In addition to raising blood pressure, salt is linked to an increased risk of type 2 diabetes. One study indicated that men who ate two or more times the amount of salt that the average person eats were at significantly higher risk of developing diabetes. On the other hand, those who ate the least amount of salt had a decreased risk of developing diabetes. More recently, a study published in the Annals of Internal Medicine found that people who ate a lot of salty foods were at a higher risk of heart disease. Surprisingly, the link between the two was found only among people who ate salty foods on a regular basis; the link was not found in those who rarely, if ever, eat salty foods. The study, which was conducted by researchers at the University of Chicago, Stroke Center of the Management and Ageing, and the University of Illinois at Chicago, indicates that the link between regular salt intake and cardiovascular disease may be due to the presence of a chemical called sodium chloride.

From a physiological perspective, most people would agree that too much salt can cause problems with the kidneys and other bodily fluids. On a physiological standpoint, the same goes for the lack of salt in the food chain. When there are too many nutrients in the food, bacteria will develop. Too little salt and too much sugar and other additives in the food can also create bacteria.

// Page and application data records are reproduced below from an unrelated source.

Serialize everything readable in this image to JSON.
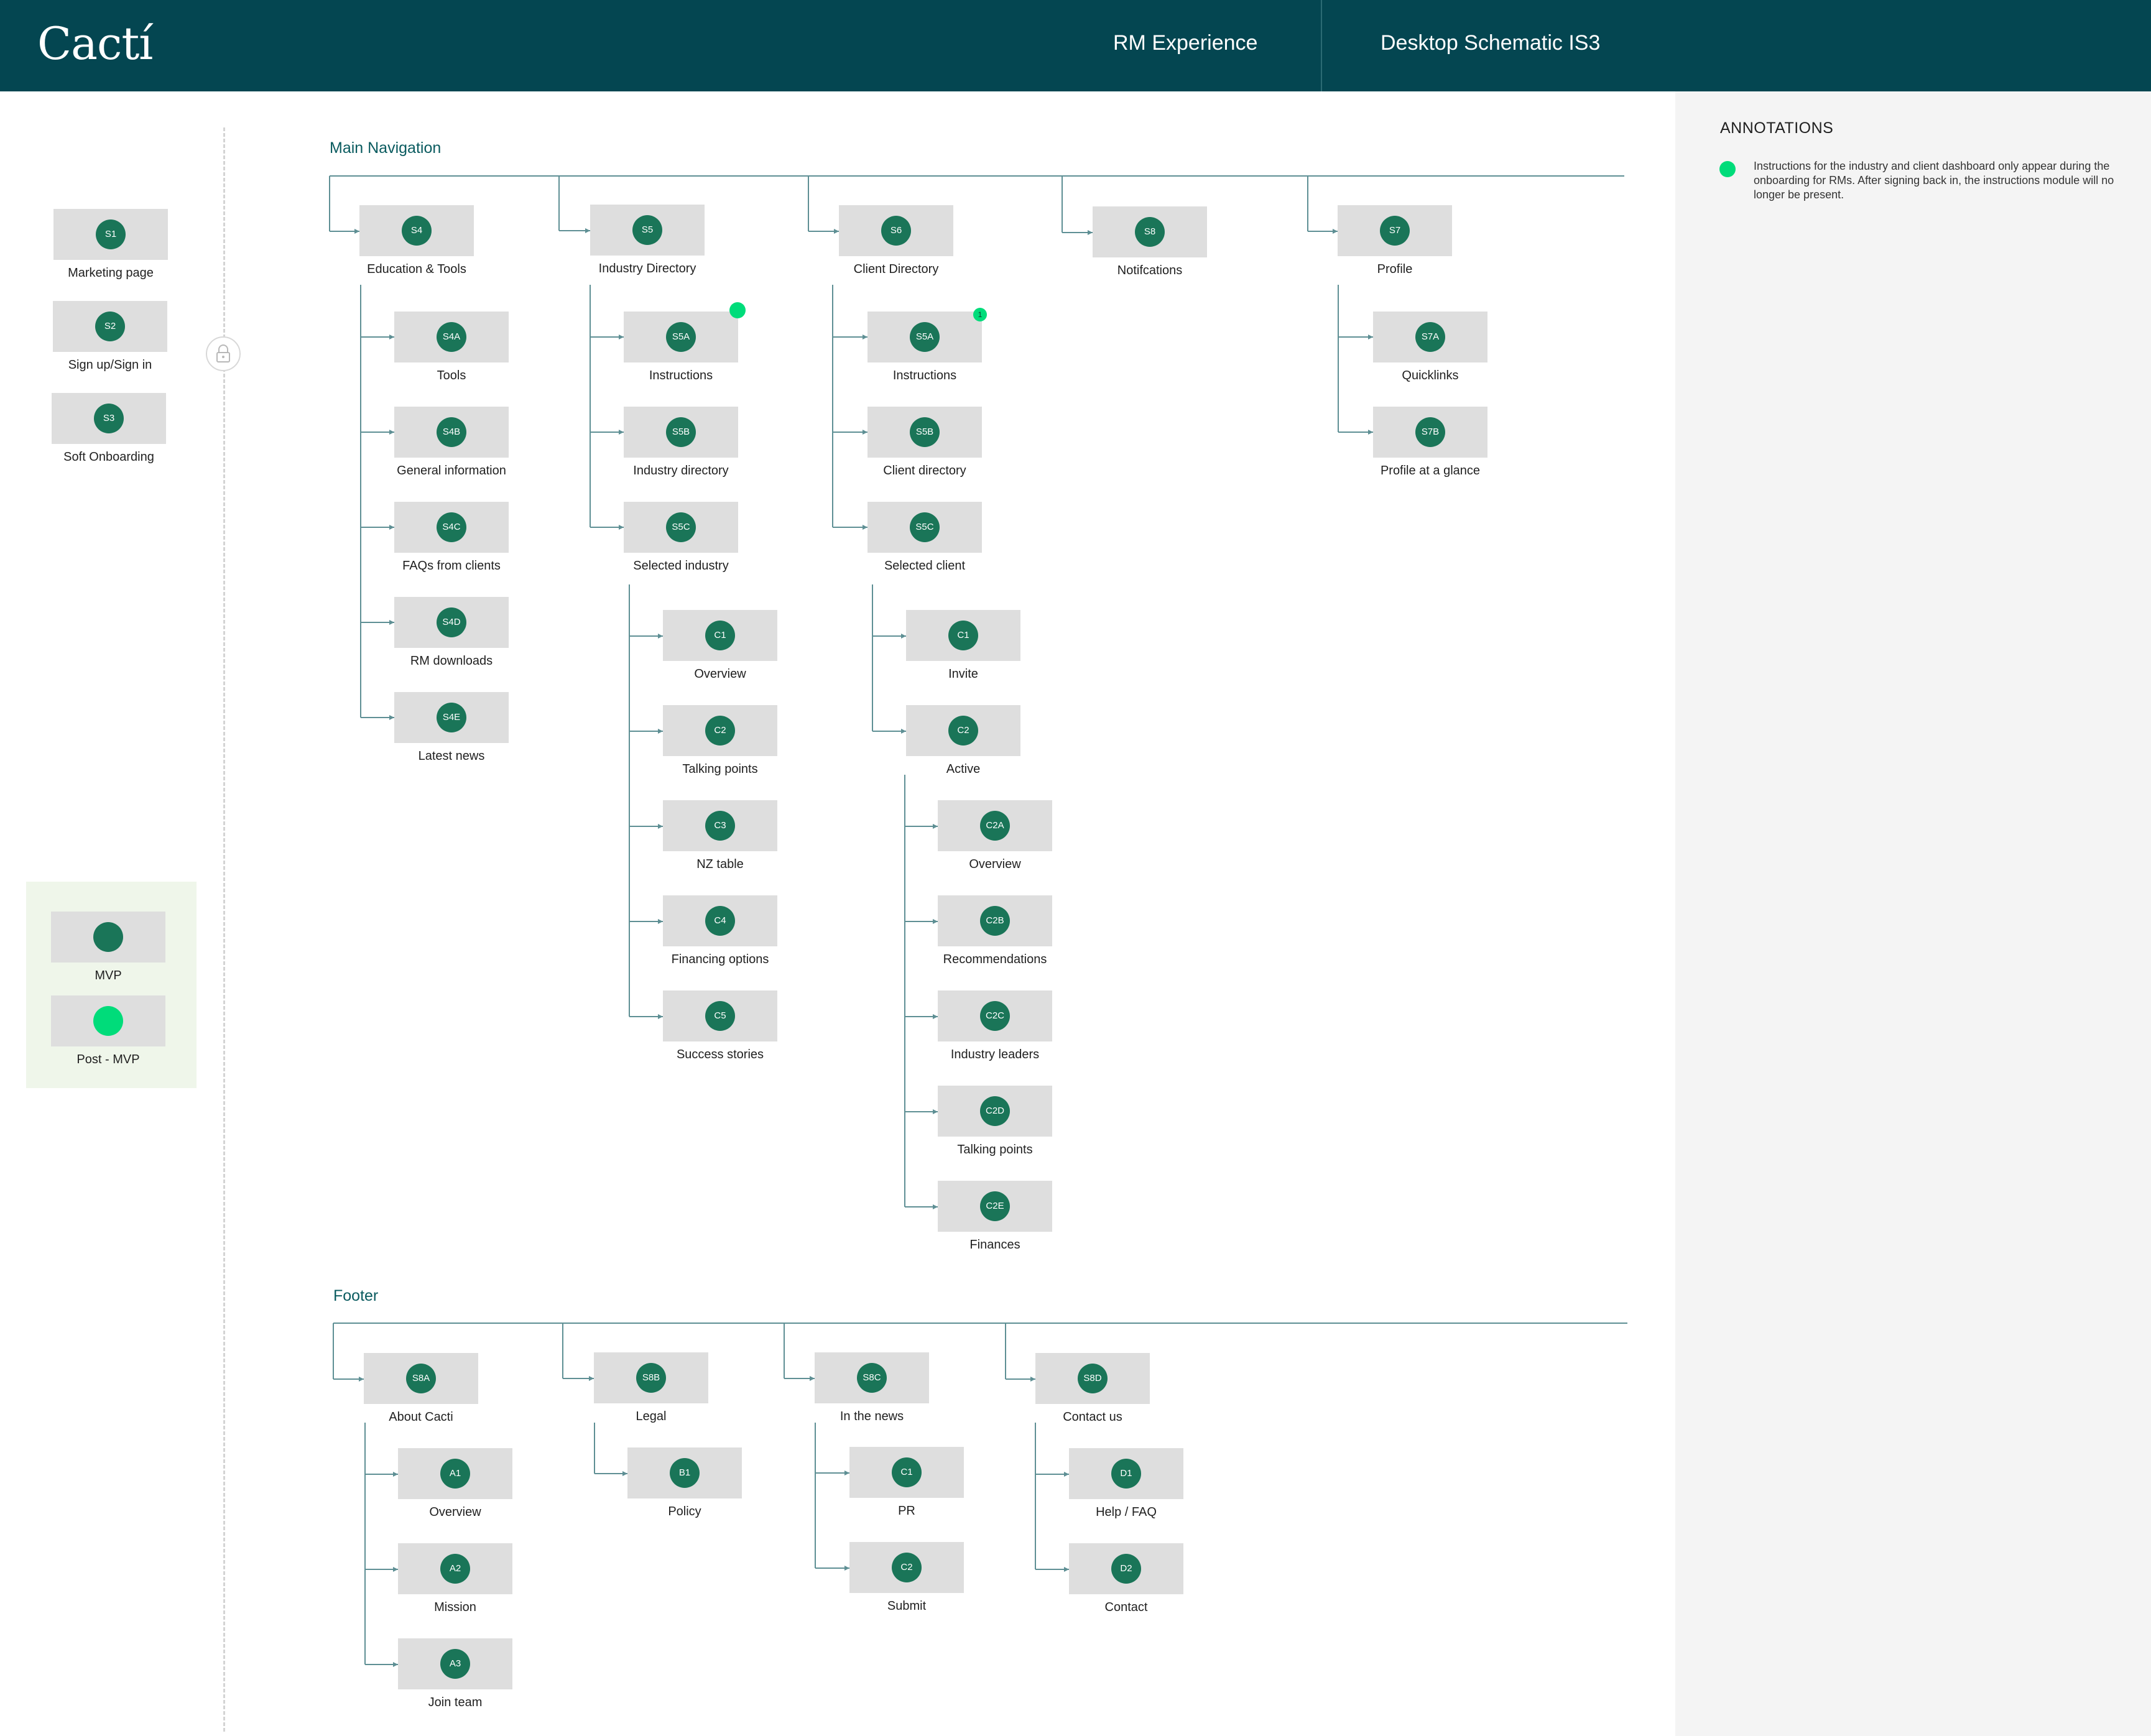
{
  "header": {
    "logo": "Cactí",
    "project": "RM Experience",
    "title": "Desktop Schematic IS3"
  },
  "annotations": {
    "title": "ANNOTATIONS",
    "note": "Instructions for the industry and client dashboard only appear during the onboarding for RMs. After signing back in, the instructions module will no longer be present."
  },
  "colors": {
    "header_bg": "#044651",
    "mvp": "#1a7558",
    "post_mvp": "#00dc7a",
    "card": "#dedede",
    "connector": "#5e8f94",
    "legend_bg": "#eff6ea"
  },
  "entry_screens": [
    {
      "code": "S1",
      "label": "Marketing page"
    },
    {
      "code": "S2",
      "label": "Sign up/Sign in"
    },
    {
      "code": "S3",
      "label": "Soft Onboarding"
    }
  ],
  "legend": [
    {
      "label": "MVP",
      "color": "#1a7558"
    },
    {
      "label": "Post - MVP",
      "color": "#00dc7a"
    }
  ],
  "main_nav": {
    "title": "Main Navigation",
    "nodes": [
      {
        "code": "S4",
        "label": "Education & Tools"
      },
      {
        "code": "S4A",
        "label": "Tools"
      },
      {
        "code": "S4B",
        "label": "General information"
      },
      {
        "code": "S4C",
        "label": "FAQs from clients"
      },
      {
        "code": "S4D",
        "label": "RM downloads"
      },
      {
        "code": "S4E",
        "label": "Latest news"
      },
      {
        "code": "S5",
        "label": "Industry Directory"
      },
      {
        "code": "S5A",
        "label": "Instructions"
      },
      {
        "code": "S5B",
        "label": "Industry directory"
      },
      {
        "code": "S5C",
        "label": "Selected industry"
      },
      {
        "code": "C1",
        "label": "Overview"
      },
      {
        "code": "C2",
        "label": "Talking points"
      },
      {
        "code": "C3",
        "label": "NZ table"
      },
      {
        "code": "C4",
        "label": "Financing options"
      },
      {
        "code": "C5",
        "label": "Success stories"
      },
      {
        "code": "S6",
        "label": "Client Directory"
      },
      {
        "code": "S5A",
        "label": "Instructions",
        "flag": "1"
      },
      {
        "code": "S5B",
        "label": "Client directory"
      },
      {
        "code": "S5C",
        "label": "Selected client"
      },
      {
        "code": "C1",
        "label": "Invite"
      },
      {
        "code": "C2",
        "label": "Active"
      },
      {
        "code": "C2A",
        "label": "Overview"
      },
      {
        "code": "C2B",
        "label": "Recommendations"
      },
      {
        "code": "C2C",
        "label": "Industry leaders"
      },
      {
        "code": "C2D",
        "label": "Talking points"
      },
      {
        "code": "C2E",
        "label": "Finances"
      },
      {
        "code": "S8",
        "label": "Notifcations"
      },
      {
        "code": "S7",
        "label": "Profile"
      },
      {
        "code": "S7A",
        "label": "Quicklinks"
      },
      {
        "code": "S7B",
        "label": "Profile at a glance"
      }
    ]
  },
  "footer": {
    "title": "Footer",
    "nodes": [
      {
        "code": "S8A",
        "label": "About Cacti"
      },
      {
        "code": "A1",
        "label": "Overview"
      },
      {
        "code": "A2",
        "label": "Mission"
      },
      {
        "code": "A3",
        "label": "Join team"
      },
      {
        "code": "S8B",
        "label": "Legal"
      },
      {
        "code": "B1",
        "label": "Policy"
      },
      {
        "code": "S8C",
        "label": "In the news"
      },
      {
        "code": "C1",
        "label": "PR"
      },
      {
        "code": "C2",
        "label": "Submit"
      },
      {
        "code": "S8D",
        "label": "Contact us"
      },
      {
        "code": "D1",
        "label": "Help / FAQ"
      },
      {
        "code": "D2",
        "label": "Contact"
      }
    ]
  }
}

It is important to remember that sea salts affects many aspects of the food and beverage industry. Conventional and alternative salt are used to make table salt, sea salt and evaporating seawater salt. In addition, many people include table salt in their everyday cooking, as well as many popular flavours such as hot dogs, buns, cornbread and chips.

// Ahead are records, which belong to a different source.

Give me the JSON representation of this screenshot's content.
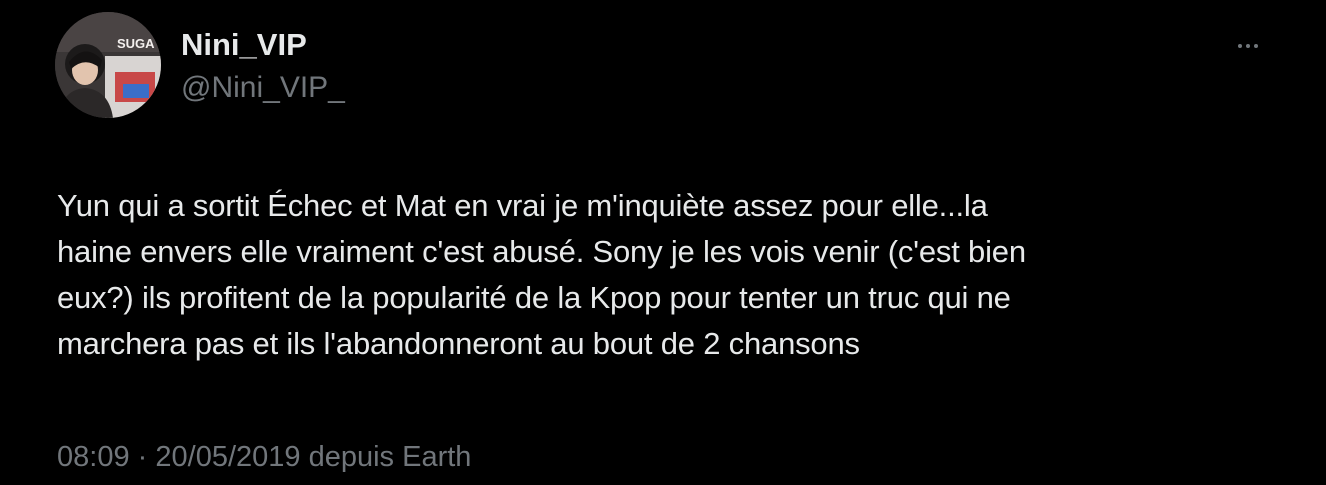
{
  "user": {
    "display_name": "Nini_VIP",
    "handle": "@Nini_VIP_",
    "avatar_text": "SUGA"
  },
  "actions": {
    "more_icon": "more-horizontal-icon"
  },
  "tweet": {
    "lines": [
      "Yun qui a sortit Échec et Mat en vrai je m'inquiète assez pour elle...la",
      "haine envers elle vraiment c'est abusé. Sony je les vois venir (c'est bien",
      "eux?) ils profitent de la popularité de la Kpop pour tenter un truc qui ne",
      "marchera pas et ils l'abandonneront au bout de 2 chansons"
    ]
  },
  "meta": {
    "time": "08:09",
    "separator": "·",
    "date": "20/05/2019",
    "source": "depuis Earth"
  },
  "colors": {
    "background": "#000000",
    "text_primary": "#e7e9ea",
    "text_secondary": "#71767b"
  }
}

For this reason, it is becoming increasingly difficult to find a salt that meets the American Heart Association's guidelines for daily intake. In fact, some experts argue that even ordinary table salt has high levels of sodium, which can cause problems with blood pressure, blood sugar levels and other health issues. In order to lower your sodium consumption, it is recommended that you opt for unsweetened and/or refined salt. Opting for natural or organic salt will not only ensure your heart is healthier, but will also enhance the flavour of your food. And organic salt is considerably higher in trace minerals like potassium and magnesium, as well as sodium.